  • 7V73-2-1, 2-3-1
  • 8V83-3-1, 2-4-1
  • 9V93-3-2, 3-4-1


2-1-2 Formation 6v6 Soccer

The 2-1-2 is one of the more popular methods for playing 6v6 around the world. Although it might lack in width when compared to the 2-2-1, a great amount of balance is still achieved in the formation. One central midfielder can be used as the natural link between attack and defense and the width can come from whichever forward or defender is nearest to the play at a time. This is a great formation for teaching young players how to work in pairs and could be a great stepping stone to several future formations of different formats. On the flip side, it may be particularly top heavy. Two strikers at the 6v6 level can leave a team with a lot left to be desired in the middle of the pitch and this then becomes overly-reliant on the central midfielder to pick up the slack. However, for what it offers in attack and its otherwise solid balance, the 2-1-2 should certainly be a formation up for consideration of any team playing 6v6.


  • 7V73-1-2, 2-2-2
  • 8V83-2-2, 2-3-2
  • 9V93-2-3, 2-4-2


3-1-1 Soccer Formation 6v6

On paper, one look at the 3-1-1 and you may completely disregard the formation. It is after all in appearance very defensive. However, done right I believe this can be the best 6v6 formation to use and have the capacity to beat any team. In this formation, the fullbacks (left and right defenders) need to join the attack. When the ball is on the left, the right defender can push up…and vice versa. The central midfielder then becomes an integral link in both dictating the tempo on-the-ball and also creating space on the opposite side of the fullback in attacking transitions. Undoubtedly this may be overly complex for young players. But the 3-1-1 can also be simplified to just a very defensive, park-the-bus esque system of play and this may frustrate the best of teams. Regardless of the approach, for teams hoping to play on the counter and explode forward at the right moments, the 3-1-1 is quite simply the best choice.


  • 7V73-1-2, 3-1-1-1
  • 8V83-3-1, 4-2-1
  • 9V94-3-1, 3-3-2


1-3-1 Soccer Formation 6v6

Perhaps a less common formation that deserves attention, the 1-3-1 provides unique balance and squashes the issue that the 2-1-2 and 2-2-1 have of somehow achieving both width and cover in central areas. The striker should never become isolated with three midfielders in behind, but what it may lack is in having the necessary cover in behind if anything were to go wrong. Having only 1 defender is risky, even at the 6v6 level. But if the midfielders are diligent and do the work they need to do, there is no reason why this formation cannot work.
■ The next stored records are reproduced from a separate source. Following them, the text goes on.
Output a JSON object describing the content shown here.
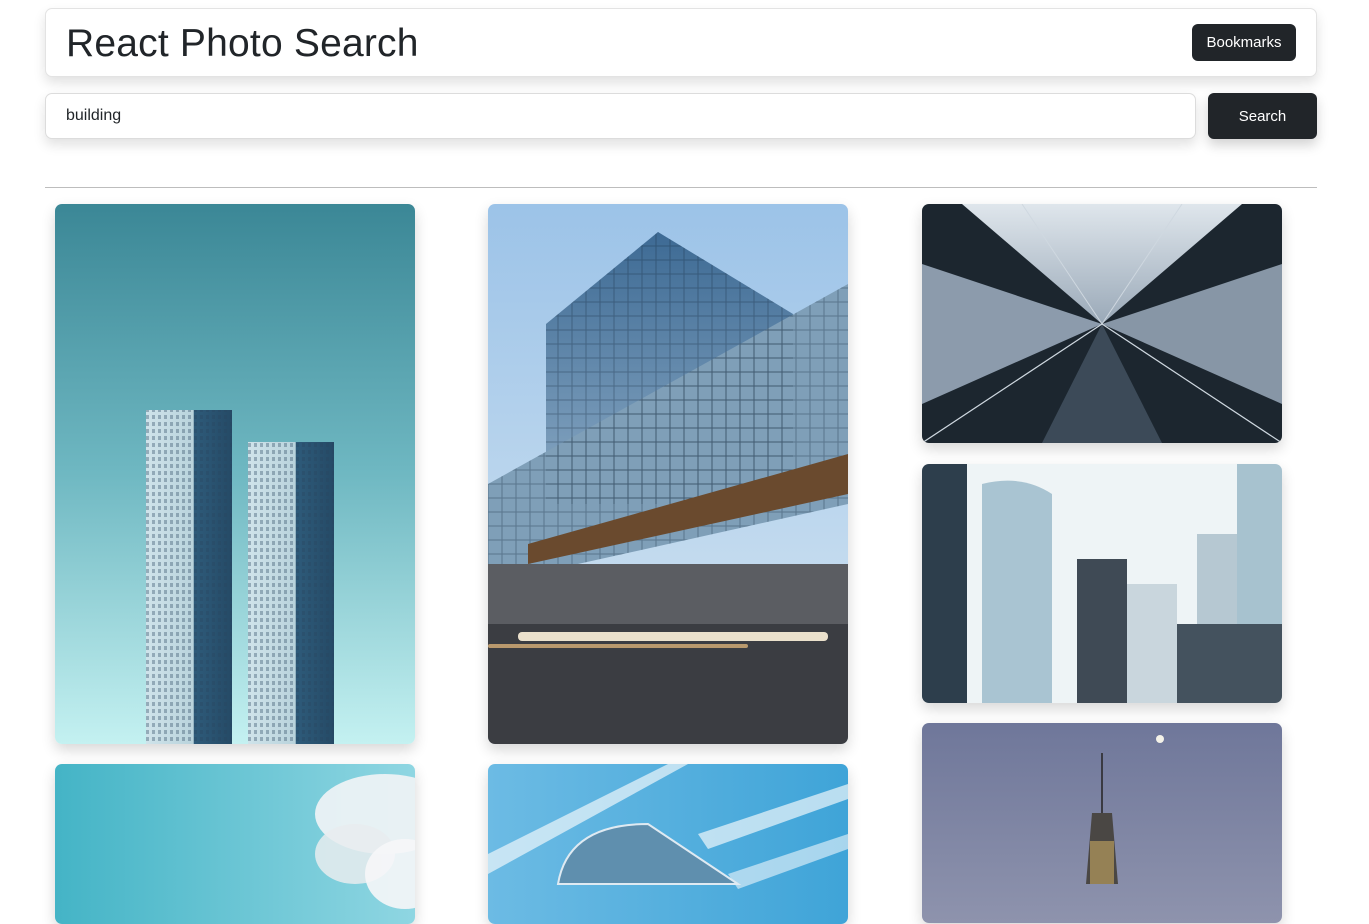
{
  "header": {
    "title": "React Photo Search",
    "bookmarks_label": "Bookmarks"
  },
  "search": {
    "value": "building",
    "button_label": "Search"
  },
  "photos": [
    {
      "subject": "twin-towers-teal-sky"
    },
    {
      "subject": "glass-building-light-trails"
    },
    {
      "subject": "skyscraper-looking-up"
    },
    {
      "subject": "office-towers-white-sky"
    },
    {
      "subject": "sky-and-clouds"
    },
    {
      "subject": "curved-glass-building"
    },
    {
      "subject": "spire-tower-dusk-moon"
    }
  ]
}
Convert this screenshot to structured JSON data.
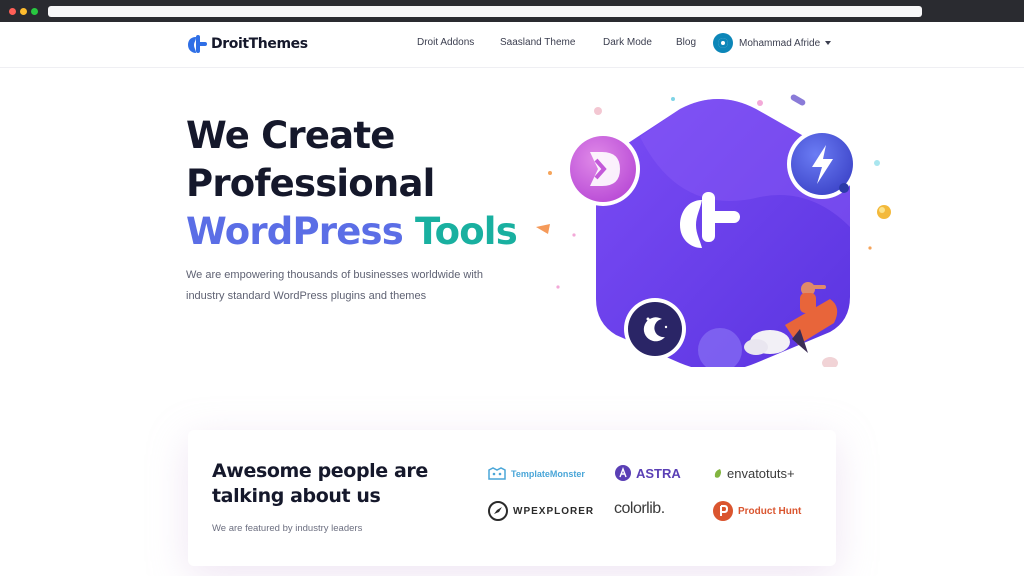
{
  "header": {
    "logo_text": "DroitThemes",
    "nav": [
      "Droit Addons",
      "Saasland Theme",
      "Dark Mode",
      "Blog"
    ],
    "user_name": "Mohammad Afride"
  },
  "hero": {
    "title_line1": "We Create",
    "title_line2": "Professional",
    "title_word1": "WordPress",
    "title_word2": "Tools",
    "subtitle_line1": "We are empowering thousands of businesses worldwide with",
    "subtitle_line2": "industry standard WordPress plugins and themes"
  },
  "featured": {
    "title_line1": "Awesome people are",
    "title_line2": "talking about us",
    "subtitle": "We are featured by industry leaders",
    "brands": [
      {
        "name": "TemplateMonster",
        "icon": "template-monster-icon"
      },
      {
        "name": "ASTRA",
        "icon": "astra-icon"
      },
      {
        "name": "envatotuts+",
        "icon": "envato-leaf-icon"
      },
      {
        "name": "WPEXPLORER",
        "icon": "wpexplorer-compass-icon"
      },
      {
        "name": "colorlib.",
        "icon": ""
      },
      {
        "name": "Product Hunt",
        "icon": "product-hunt-icon"
      }
    ]
  },
  "colors": {
    "primary": "#5b6ee6",
    "accent_teal": "#19b0a0",
    "hex_purple": "#6a3ff0",
    "dark_text": "#15182b"
  }
}
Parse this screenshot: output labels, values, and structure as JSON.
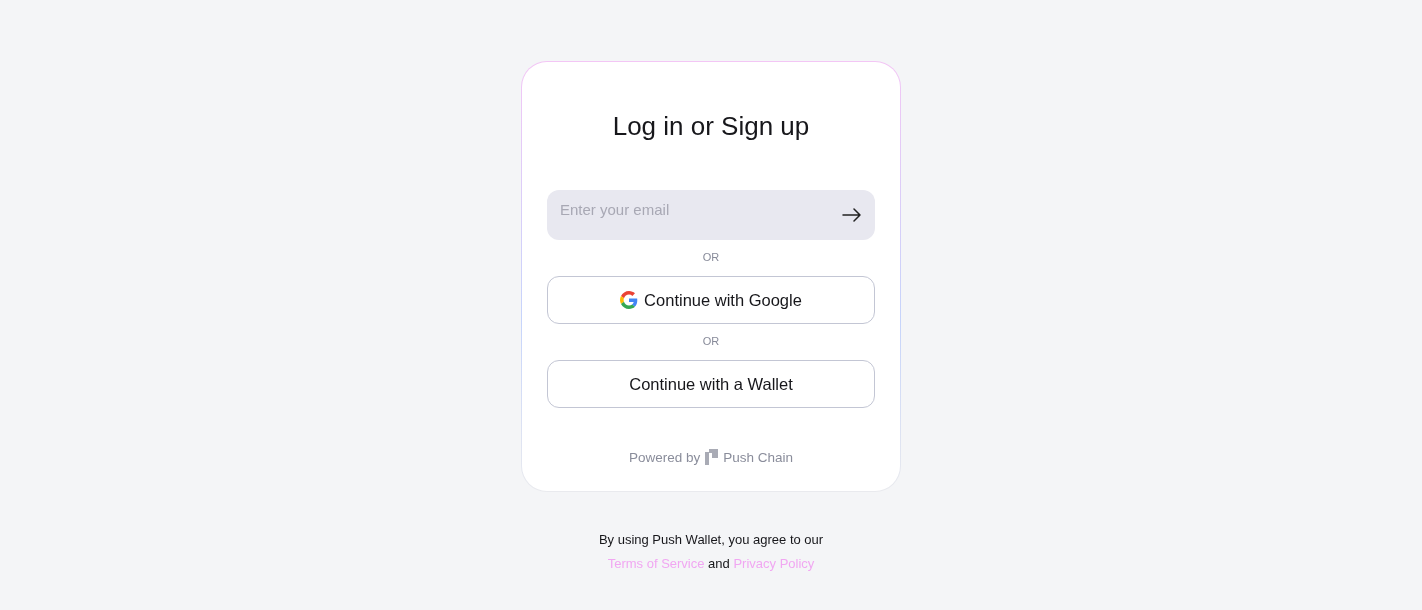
{
  "card": {
    "title": "Log in or Sign up",
    "email_field": {
      "placeholder": "Enter your email"
    },
    "options": [
      {
        "separator": "OR",
        "label": "Continue with Google",
        "kind": "google"
      },
      {
        "separator": "OR",
        "label": "Continue with a Wallet",
        "kind": "plain"
      }
    ],
    "powered_by": {
      "prefix": "Powered by",
      "brand": "Push Chain"
    }
  },
  "footer": [
    {
      "kind": "text",
      "text": "By using Push Wallet, you agree to our "
    },
    {
      "kind": "link",
      "text": "Terms of Service"
    },
    {
      "kind": "text",
      "text": " and "
    },
    {
      "kind": "link",
      "text": "Privacy Policy"
    }
  ]
}
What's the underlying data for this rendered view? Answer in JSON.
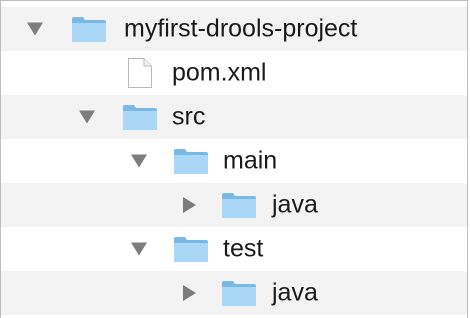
{
  "tree": {
    "rows": [
      {
        "label": "myfirst-drools-project",
        "kind": "folder",
        "expanded": true,
        "depth": 0
      },
      {
        "label": "pom.xml",
        "kind": "file",
        "depth": 1
      },
      {
        "label": "src",
        "kind": "folder",
        "expanded": true,
        "depth": 1
      },
      {
        "label": "main",
        "kind": "folder",
        "expanded": true,
        "depth": 2
      },
      {
        "label": "java",
        "kind": "folder",
        "expanded": false,
        "depth": 3
      },
      {
        "label": "test",
        "kind": "folder",
        "expanded": true,
        "depth": 2
      },
      {
        "label": "java",
        "kind": "folder",
        "expanded": false,
        "depth": 3
      }
    ]
  },
  "colors": {
    "folder_body": "#8cc8ef",
    "folder_front": "#a8d6f4",
    "disclosure": "#7d7d7d",
    "row_alt": "#f3f3f3"
  }
}
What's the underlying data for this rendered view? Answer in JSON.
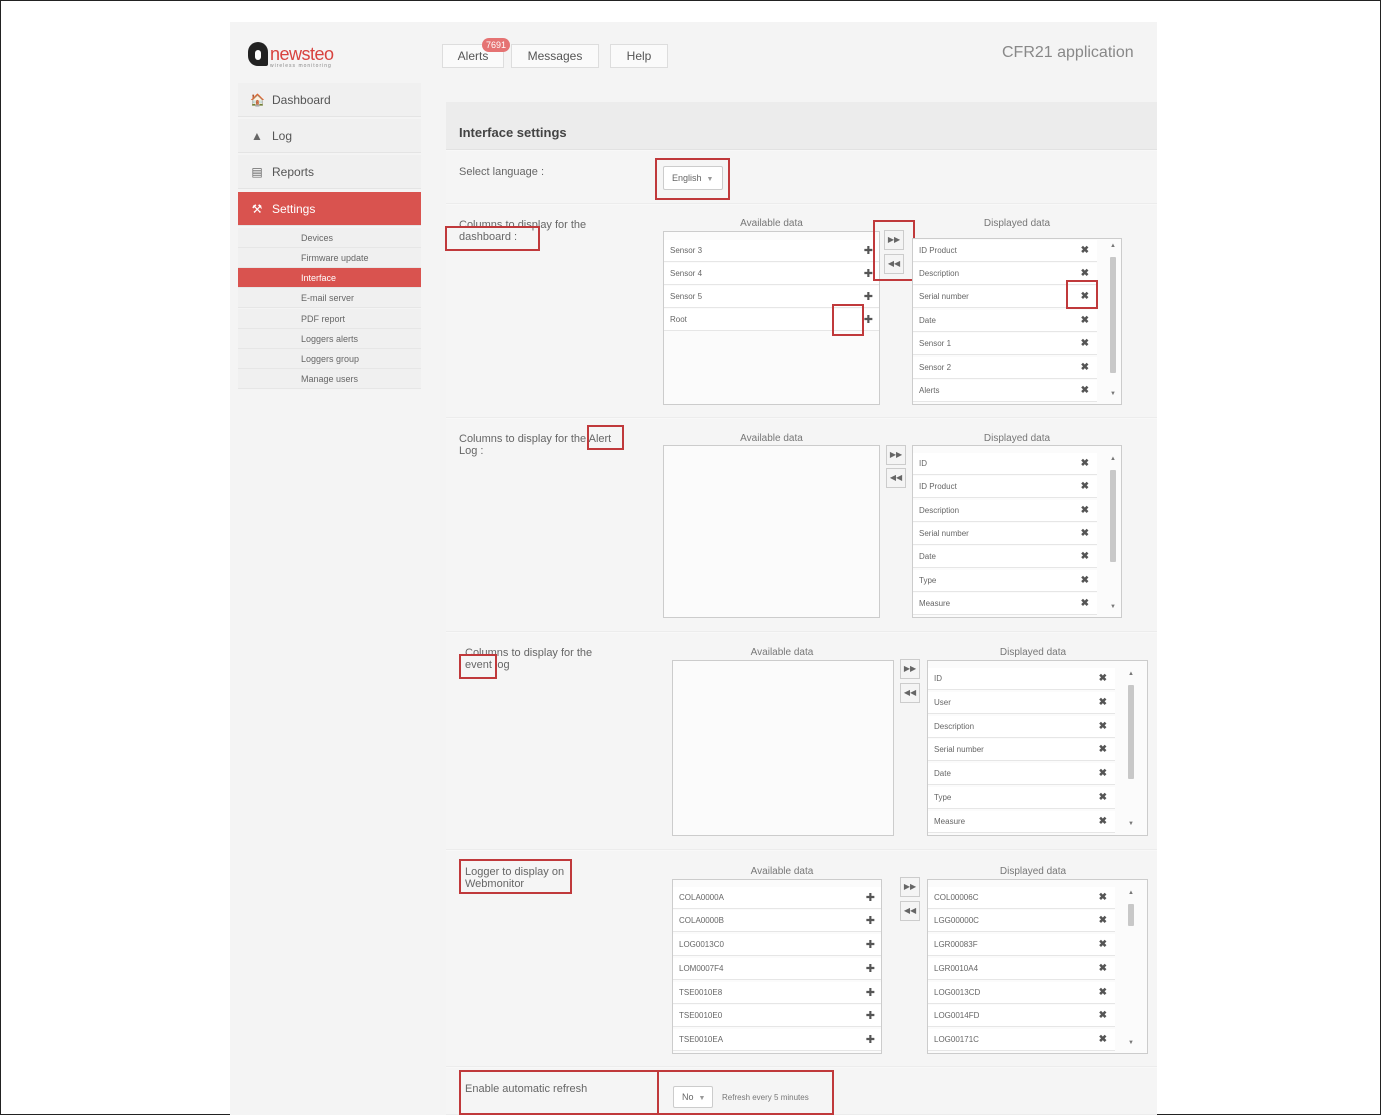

For teams that have just made the jump up from utilizing a diamond formation at 5v5, the 1-3-1 could be a great option as it maintains much of the same principles. The defensive side of the game really is the only worry for this formation and so with the right players who understand the need to come back and help in defense, there is no reason why the 1-3-1 can’t be a fantastic option for any coach to consider.


  • 7V72-3-1, 1-3-2
  • 8V82-4-1, 2-3-2
  • 9V92-4-2, 2-3-3

So there it is! The Best Formations for 6v6. It’s extremely hard to achieve the neccessary balance between attack and defense, and width vs. compactness in smaller game formats such as 6v6. However, hopefully this guide can help you decide which formation is best for your team moving forward and provide you with knowledge on how they can be adapted to future game formats. Thanks for reading and see you soon!

Also be sure to check out the rest of the series!


Success! You're on the list.


One thought on “Best Formations for 6v6

Leave a Reply

Fill in your details below or click an icon to log in: Logo

You are commenting using your account. Log Out /  Change )

Facebook photo

You are commenting using your Facebook account. Log Out /  Change )

Connecting to %s